There’s a popular belief that the looming presence of batteries in people’s homes will lead to the widespread defection of those customers from the power grid.
In this view, living the dream means grid-independence where you harvest your own energy, one-finger salute the power companies and, when grid power fails for others in the street, your battery keeps the party going at your house.
While cutting the power cord sounds good in theory, in practice consumers gain many more advantages from staying connected to the grid.
In October this year I had the pleasure of having an in depth conversation about how the new energy grid and the new Internet grid is starting to evolve – and about the interesting similarities and overlaps that are evolving between the two.
A key thrust of the conversation related to the way that scalable energy storage is the transformative physical component driving changes in how the energy grids of the world will work in the future.
That conversation was undertaken between myself and Larry Smarr.
Larry was the perfect partner for this conversation. He is someone I have had the pleasure to have known in various contexts for some years now, and (as you will see in the video), we share some similar views on the topics concerned. I had a great time riffing with him on these topics.
The video of this conversation is available for your viewing pleasure here.
It is a 15 minute video that was excerpted from a half hour session at the Future In Review conference held in Park City, Utah in October 2015.
The Future In Review conference is pretty amazing – I’ve been a part of it for many years. This year I was (of course) wearing my Redflow hat loudly and proudly at the event 🙂
After I posted Wind, Sun and (brain) Drain, I got some interesting questions about it. In response to those, I’ve written this followup piece about the same topic.
The AFR on 30th July 2014 re-published this piece from the Economist, entitled ‘Wind, Sun and Drain’.
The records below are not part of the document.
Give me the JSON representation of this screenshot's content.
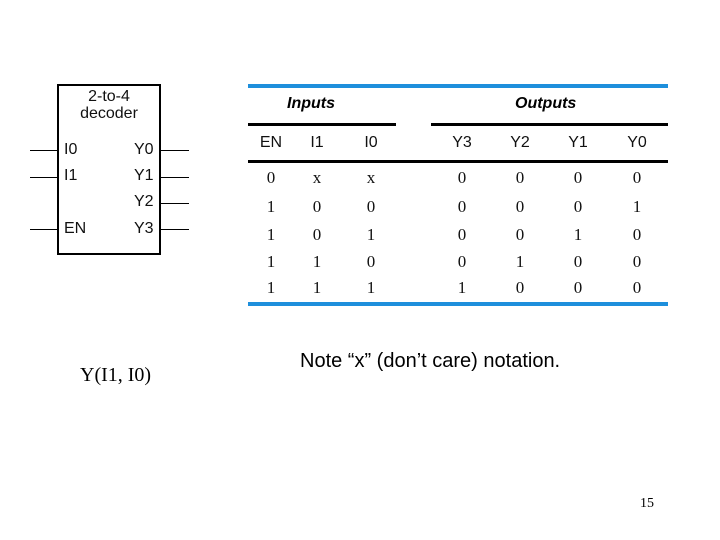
{
  "decoder": {
    "title_line1": "2-to-4",
    "title_line2": "decoder",
    "inputs": [
      "I0",
      "I1",
      "EN"
    ],
    "outputs": [
      "Y0",
      "Y1",
      "Y2",
      "Y3"
    ]
  },
  "truth_table": {
    "group_headers": {
      "inputs": "Inputs",
      "outputs": "Outputs"
    },
    "columns": [
      "EN",
      "I1",
      "I0",
      "Y3",
      "Y2",
      "Y1",
      "Y0"
    ],
    "rows": [
      [
        "0",
        "x",
        "x",
        "0",
        "0",
        "0",
        "0"
      ],
      [
        "1",
        "0",
        "0",
        "0",
        "0",
        "0",
        "1"
      ],
      [
        "1",
        "0",
        "1",
        "0",
        "0",
        "1",
        "0"
      ],
      [
        "1",
        "1",
        "0",
        "0",
        "1",
        "0",
        "0"
      ],
      [
        "1",
        "1",
        "1",
        "1",
        "0",
        "0",
        "0"
      ]
    ]
  },
  "captions": {
    "left": "Y(I1, I0)",
    "right": "Note “x” (don’t care) notation."
  },
  "page_number": "15",
  "colors": {
    "accent_bar": "#1e8fdc"
  }
}
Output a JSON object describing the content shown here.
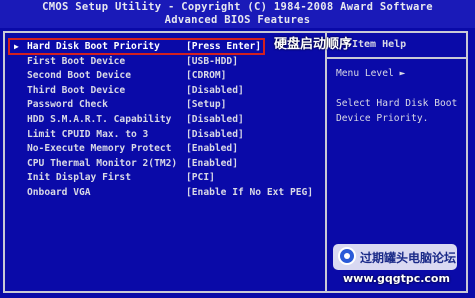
{
  "header": {
    "title": "CMOS Setup Utility - Copyright (C) 1984-2008 Award Software",
    "subtitle": "Advanced BIOS Features"
  },
  "settings": [
    {
      "label": "Hard Disk Boot Priority",
      "value": "[Press Enter]"
    },
    {
      "label": "First Boot Device",
      "value": "[USB-HDD]"
    },
    {
      "label": "Second Boot Device",
      "value": "[CDROM]"
    },
    {
      "label": "Third Boot Device",
      "value": "[Disabled]"
    },
    {
      "label": "Password Check",
      "value": "[Setup]"
    },
    {
      "label": "HDD S.M.A.R.T. Capability",
      "value": "[Disabled]"
    },
    {
      "label": "Limit CPUID Max. to 3",
      "value": "[Disabled]"
    },
    {
      "label": "No-Execute Memory Protect",
      "value": "[Enabled]"
    },
    {
      "label": "CPU Thermal Monitor 2(TM2)",
      "value": "[Enabled]"
    },
    {
      "label": "Init Display First",
      "value": "[PCI]"
    },
    {
      "label": "Onboard VGA",
      "value": "[Enable If No Ext PEG]"
    }
  ],
  "annotation": "硬盘启动顺序",
  "help": {
    "title": "Item Help",
    "menu_level": "Menu Level  ►",
    "description": "Select Hard Disk Boot Device Priority."
  },
  "watermark": {
    "text": "过期罐头电脑论坛",
    "url": "www.gqgtpc.com"
  },
  "colors": {
    "background": "#0a0aa8",
    "highlight_border": "#d22020",
    "text": "#d9d9e6"
  }
}
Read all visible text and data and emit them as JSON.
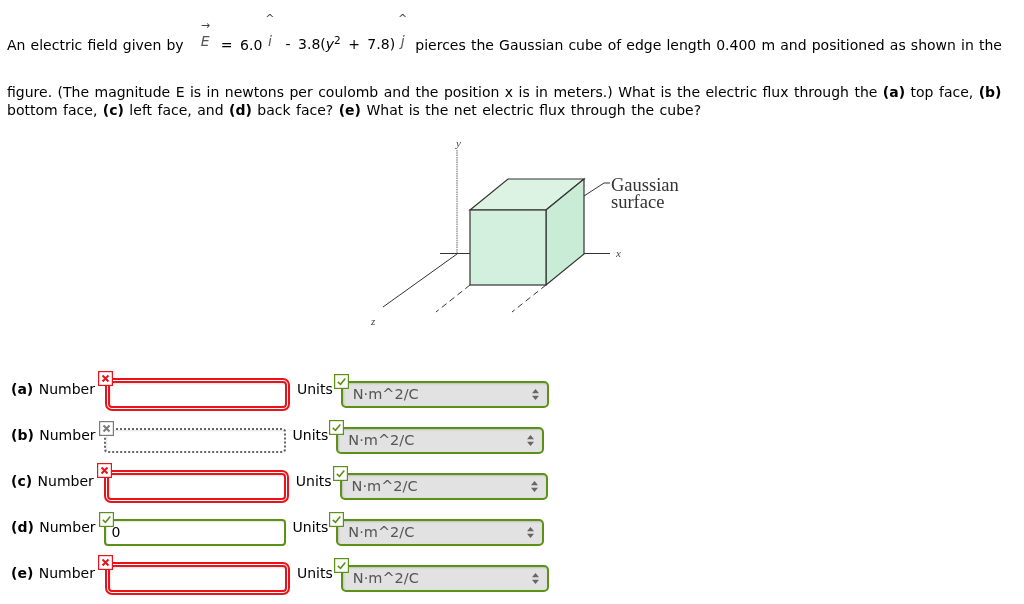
{
  "question": {
    "lead": "An electric field given by",
    "equation": [
      {
        "kind": "vector",
        "symbol": "E",
        "accent": "→"
      },
      {
        "kind": "text",
        "text": "= 6.0"
      },
      {
        "kind": "unit_vector",
        "symbol": "i",
        "accent": "^"
      },
      {
        "kind": "text",
        "text": "- 3.8(*y*$^{2}$ + 7.8)"
      },
      {
        "kind": "unit_vector",
        "symbol": "j",
        "accent": "^"
      }
    ],
    "tail": "pierces the Gaussian cube of edge length 0.400 m and positioned as shown in the",
    "body": "figure. (The magnitude E is in newtons per coulomb and the position x is in meters.) What is the electric flux through the **(a)** top face, **(b)** bottom face, **(c)** left face, and **(d)** back face? **(e)** What is the net electric flux through the cube?"
  },
  "figure": {
    "y_label": "y",
    "x_label": "x",
    "z_label": "z",
    "surface_label": "Gaussian surface"
  },
  "answers": [
    {
      "label": "**(a)** Number",
      "answered": true,
      "correct": false,
      "units_label": "Units",
      "units": "N·m^2/C",
      "units_correct": true
    },
    {
      "label": "**(b)** Number",
      "answered": false,
      "correct": false,
      "units_label": "Units",
      "units": "N·m^2/C",
      "units_correct": true
    },
    {
      "label": "**(c)** Number",
      "answered": true,
      "correct": false,
      "units_label": "Units",
      "units": "N·m^2/C",
      "units_correct": true
    },
    {
      "label": "**(d)** Number",
      "answered": true,
      "correct": true,
      "value": "0",
      "units_label": "Units",
      "units": "N·m^2/C",
      "units_correct": true
    },
    {
      "label": "**(e)** Number",
      "answered": true,
      "correct": false,
      "units_label": "Units",
      "units": "N·m^2/C",
      "units_correct": true
    }
  ]
}
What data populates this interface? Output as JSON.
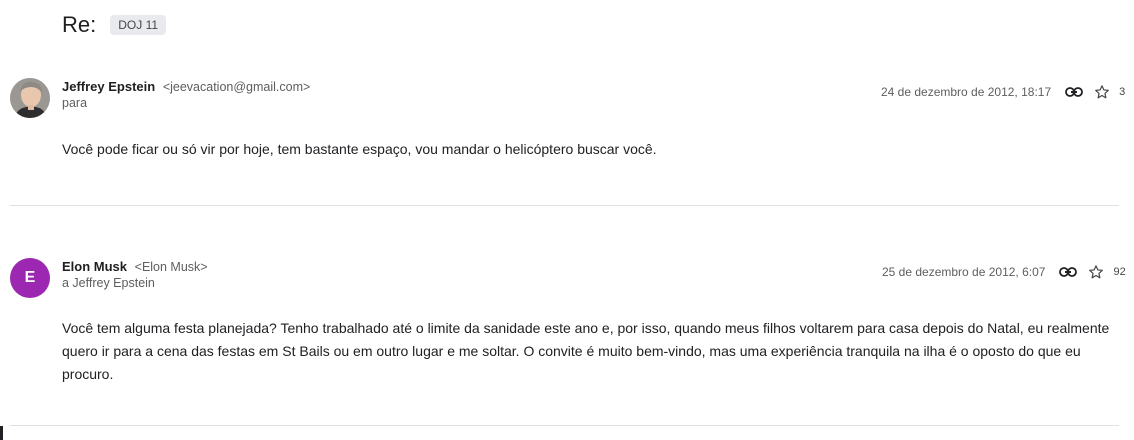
{
  "thread": {
    "subject": "Re:",
    "label": "DOJ 11"
  },
  "messages": [
    {
      "sender_name": "Jeffrey Epstein",
      "sender_email": "<jeevacation@gmail.com>",
      "recipient_line": "para",
      "date": "24 de dezembro de 2012, 18:17",
      "star_count": "3",
      "body": "Você pode ficar ou só vir por hoje, tem bastante espaço, vou mandar o helicóptero buscar você."
    },
    {
      "avatar_letter": "E",
      "sender_name": "Elon Musk",
      "sender_email": "<Elon Musk>",
      "recipient_line": "a Jeffrey Epstein",
      "date": "25 de dezembro de 2012, 6:07",
      "star_count": "92",
      "body": "Você tem alguma festa planejada? Tenho trabalhado até o limite da sanidade este ano e, por isso, quando meus filhos voltarem para casa depois do Natal, eu realmente quero ir para a cena das festas em St Bails ou em outro lugar e me soltar. O convite é muito bem-vindo, mas uma experiência tranquila na ilha é o oposto do que eu procuro."
    }
  ],
  "colors": {
    "avatar_letter_bg": "#9c27b0",
    "label_chip_bg": "#e8eaed",
    "divider": "#e0e0e0"
  },
  "icons": {
    "link": "link-icon",
    "star": "star-icon"
  }
}
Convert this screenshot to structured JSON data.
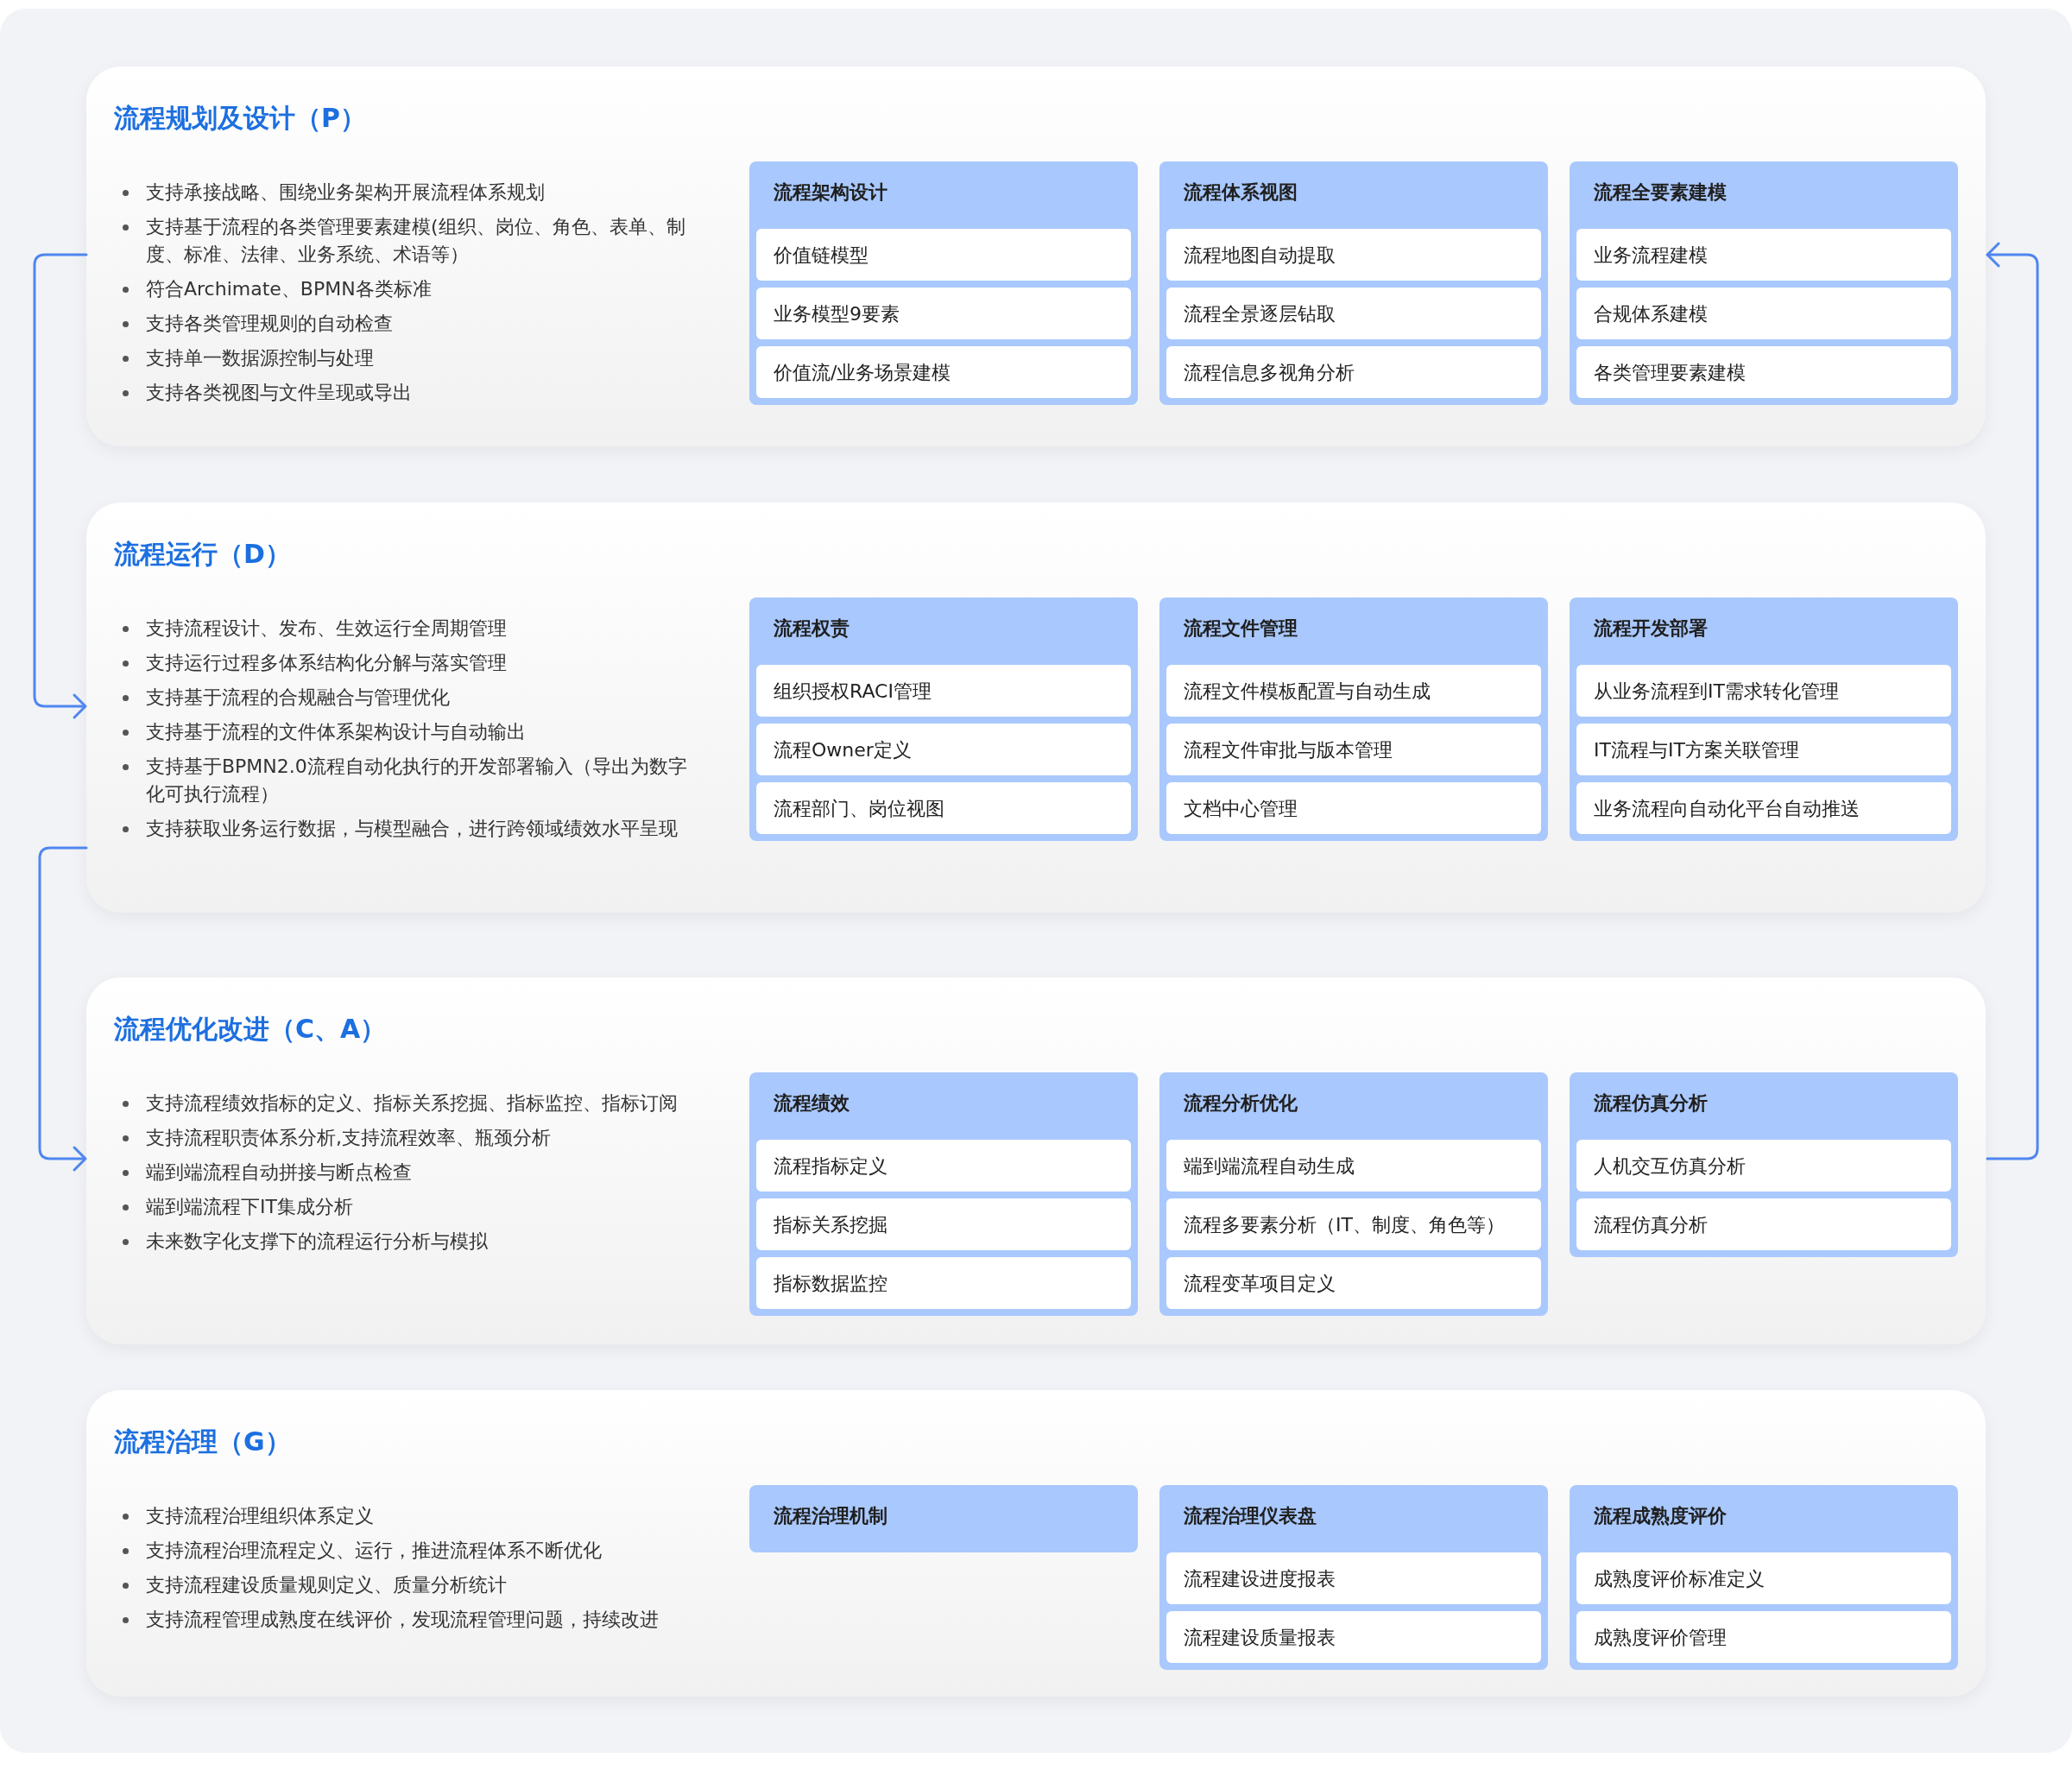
{
  "sections": [
    {
      "title": "流程规划及设计（P）",
      "bullets": [
        "支持承接战略、围绕业务架构开展流程体系规划",
        "支持基于流程的各类管理要素建模(组织、岗位、角色、表单、制度、标准、法律、业务系统、术语等）",
        "符合Archimate、BPMN各类标准",
        "支持各类管理规则的自动检查",
        "支持单一数据源控制与处理",
        "支持各类视图与文件呈现或导出"
      ],
      "groups": [
        {
          "title": "流程架构设计",
          "items": [
            "价值链模型",
            "业务模型9要素",
            "价值流/业务场景建模"
          ]
        },
        {
          "title": "流程体系视图",
          "items": [
            "流程地图自动提取",
            "流程全景逐层钻取",
            "流程信息多视角分析"
          ]
        },
        {
          "title": "流程全要素建模",
          "items": [
            "业务流程建模",
            "合规体系建模",
            "各类管理要素建模"
          ]
        }
      ]
    },
    {
      "title": "流程运行（D）",
      "bullets": [
        "支持流程设计、发布、生效运行全周期管理",
        "支持运行过程多体系结构化分解与落实管理",
        "支持基于流程的合规融合与管理优化",
        "支持基于流程的文件体系架构设计与自动输出",
        "支持基于BPMN2.0流程自动化执行的开发部署输入（导出为数字化可执行流程）",
        "支持获取业务运行数据，与模型融合，进行跨领域绩效水平呈现"
      ],
      "groups": [
        {
          "title": "流程权责",
          "items": [
            "组织授权RACI管理",
            "流程Owner定义",
            "流程部门、岗位视图"
          ]
        },
        {
          "title": "流程文件管理",
          "items": [
            "流程文件模板配置与自动生成",
            "流程文件审批与版本管理",
            "文档中心管理"
          ]
        },
        {
          "title": "流程开发部署",
          "items": [
            "从业务流程到IT需求转化管理",
            "IT流程与IT方案关联管理",
            "业务流程向自动化平台自动推送"
          ]
        }
      ]
    },
    {
      "title": "流程优化改进（C、A）",
      "bullets": [
        "支持流程绩效指标的定义、指标关系挖掘、指标监控、指标订阅",
        "支持流程职责体系分析,支持流程效率、瓶颈分析",
        "端到端流程自动拼接与断点检查",
        "端到端流程下IT集成分析",
        "未来数字化支撑下的流程运行分析与模拟"
      ],
      "groups": [
        {
          "title": "流程绩效",
          "items": [
            "流程指标定义",
            "指标关系挖掘",
            "指标数据监控"
          ]
        },
        {
          "title": "流程分析优化",
          "items": [
            "端到端流程自动生成",
            "流程多要素分析（IT、制度、角色等）",
            "流程变革项目定义"
          ]
        },
        {
          "title": "流程仿真分析",
          "items": [
            "人机交互仿真分析",
            "流程仿真分析"
          ]
        }
      ]
    },
    {
      "title": "流程治理（G）",
      "bullets": [
        "支持流程治理组织体系定义",
        "支持流程治理流程定义、运行，推进流程体系不断优化",
        "支持流程建设质量规则定义、质量分析统计",
        "支持流程管理成熟度在线评价，发现流程管理问题，持续改进"
      ],
      "groups": [
        {
          "title": "流程治理机制"
        },
        {
          "title": "流程治理仪表盘",
          "items": [
            "流程建设进度报表",
            "流程建设质量报表"
          ]
        },
        {
          "title": "流程成熟度评价",
          "items": [
            "成熟度评价标准定义",
            "成熟度评价管理"
          ]
        }
      ]
    }
  ]
}
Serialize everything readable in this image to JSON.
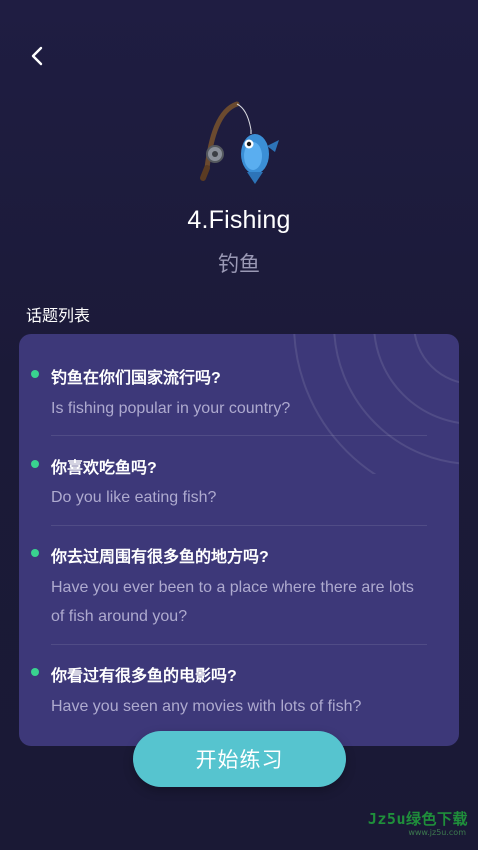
{
  "header": {
    "back_icon": "chevron-left-icon"
  },
  "hero": {
    "icon": "fishing-pole-icon"
  },
  "topic": {
    "title": "4.Fishing",
    "subtitle": "钓鱼"
  },
  "list": {
    "label": "话题列表",
    "items": [
      {
        "cn": "钓鱼在你们国家流行吗?",
        "en": "Is fishing popular in your country?"
      },
      {
        "cn": "你喜欢吃鱼吗?",
        "en": "Do you like eating fish?"
      },
      {
        "cn": "你去过周围有很多鱼的地方吗?",
        "en": "Have you ever been to a place where there are lots of fish around you?"
      },
      {
        "cn": "你看过有很多鱼的电影吗?",
        "en": "Have you seen any movies with lots of fish?"
      }
    ]
  },
  "actions": {
    "start_label": "开始练习"
  },
  "watermark": {
    "text": "Jz5u绿色下载",
    "sub": "www.jz5u.com"
  },
  "colors": {
    "background": "#1c1b3a",
    "card": "#3d3879",
    "bullet": "#39d38f",
    "button": "#56c4cf"
  }
}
In response, I wrote a short letter to the editor that didn’t make the cut (and was not published). I decided to post it here instead. Continue reading